Cosmological and astrophysical evidence indicates that 85% of the matter content of the universe is in the form of non-baryonic dark matter. A large number of experiments are currently undertaking searches for weakly-interacting massive particles (WIMPs), the leading class of particle candidates for dark matter. We present the results of such a search with the SuperCDMS experiment, which uses Ge detectors cooled to 50mK to detect ionization and phonons produced by particle interactions. We perform a blind analysis of 577 kg d of exposure on 7 detectors targeting WIMPs with masses < 30 GeV, where anomalous results have been reported by previous experiments. No significant excess is observed and we set an upper limit on the spin-independent WIMP-nucleon cross section of 1.2 x 10^-42 cm^2 at 8 GeV. We also set constraints on dark matter interactions independent of the dark matter halo physics, as well as on annual modulation of a dark matter signal.

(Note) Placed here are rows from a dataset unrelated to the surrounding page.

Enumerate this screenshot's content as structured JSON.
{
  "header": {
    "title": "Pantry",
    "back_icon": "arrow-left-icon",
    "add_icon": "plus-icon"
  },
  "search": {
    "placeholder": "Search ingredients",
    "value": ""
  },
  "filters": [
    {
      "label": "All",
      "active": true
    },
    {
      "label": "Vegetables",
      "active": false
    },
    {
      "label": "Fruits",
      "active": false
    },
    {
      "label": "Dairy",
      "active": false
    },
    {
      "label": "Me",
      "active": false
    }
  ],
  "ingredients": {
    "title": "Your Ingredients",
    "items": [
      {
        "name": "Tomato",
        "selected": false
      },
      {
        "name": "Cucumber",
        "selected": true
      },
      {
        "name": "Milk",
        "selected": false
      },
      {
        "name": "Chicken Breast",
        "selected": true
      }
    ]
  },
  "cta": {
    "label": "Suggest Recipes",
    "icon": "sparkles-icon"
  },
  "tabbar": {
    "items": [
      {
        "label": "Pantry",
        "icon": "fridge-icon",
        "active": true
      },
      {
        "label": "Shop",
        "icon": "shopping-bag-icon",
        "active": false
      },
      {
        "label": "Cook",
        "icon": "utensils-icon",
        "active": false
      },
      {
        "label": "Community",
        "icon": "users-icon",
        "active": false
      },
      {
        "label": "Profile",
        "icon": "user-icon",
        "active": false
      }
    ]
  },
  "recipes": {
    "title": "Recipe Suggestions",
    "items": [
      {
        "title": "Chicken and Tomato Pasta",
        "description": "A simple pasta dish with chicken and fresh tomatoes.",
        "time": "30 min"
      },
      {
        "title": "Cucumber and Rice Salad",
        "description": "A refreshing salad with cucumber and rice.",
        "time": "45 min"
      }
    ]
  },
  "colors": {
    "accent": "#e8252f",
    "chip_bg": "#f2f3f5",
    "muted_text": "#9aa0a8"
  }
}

Cryogenic detectors similar to SuperCDMS also have potential applications in neutrino physics. We present several configurations in which dark matter detectors could be used with an intense neutrino source to detect an unmeasured Standard Model process called coherent neutrino scattering. This process may be useful, for example, as a calibration for next-generation dark matter detectors, and for constraining eV-scale sterile neutrinos. In addition, small cryogenic X-ray detectors on sounding rockets with large fields-of-view have the unique ability to constrain sterile neutrino dark matter. We set limits on sterile neutrino dark matter using an observation by the XQC instrument, and discuss prospects for future observations using the Micro-X instrument.